Probably Maddow's biggest hit was her segment on Palin's surrealist insistence that the legislative report on Troopergate revealed she did not abuse her authority, when, in fact, it found that she had abused her authority. After playing clips of Palin's bizarro-world, opposite-day proclamations of ethical exoneration, Maddow made this bravura commentary: "She is lying. This is a person running for office who's been confronted with an uncomfortable and inconvenient fact, and her response to that is to look into the camera and lie to you. Enthusiastically and repeatedly. I know I am not supposed to use that particular 'L' word, the liar word ... but sometimes the most important thing you need to know about a politician is the frequency and the enthusiasm and skill with which they lie to you ... And saying that a politician is a prevaricating mendacious truth stretcher or whatever other thesaurus words we can come up with for lying is just far less efficient than calling a lie a lie, and a liar a liar."
Maddow doesn't quite buy the hypothesis that as a woman she can harsh on Palin with more intensity than a man could. "I certainly don't feel like I approach debunking Sarah Palin and debunking John McCain as strategically different," she said. "I have not been aware of making those kinds of overt decisions or thinking that there are things I should avoid saying about her because she's female."
"So maybe it's just historical accident," said Maddow of 2008's surge of successful newswomen. Or maybe it's just, as Brown suggested, kick-ass journalism. "Katie Couric and what she's been doing on the Web, with her own hand-held camera?" said Maddow, "She's just being awesome."

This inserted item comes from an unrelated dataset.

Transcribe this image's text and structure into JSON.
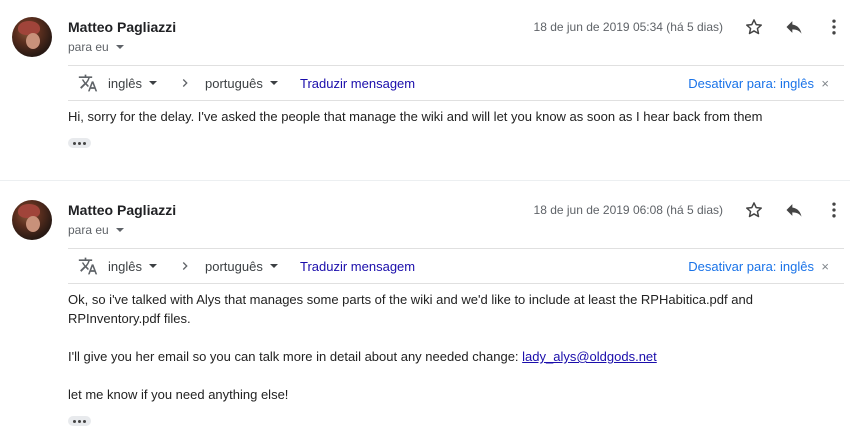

When I filled in Maddow about Couric's nutcracker-action figure query, venturing that perhaps Couric gave good question because she understood a thing or two about Clinton's recent career trajectory, Maddow stopped me. "You can see those parallels between Katie Couric's media experience and Hillary's political experience," she said. "But I also believe that Katie Couric is good enough at her job that you'd feel that way if she were interviewing Yasser Arafat. That's just being a damn good interviewer."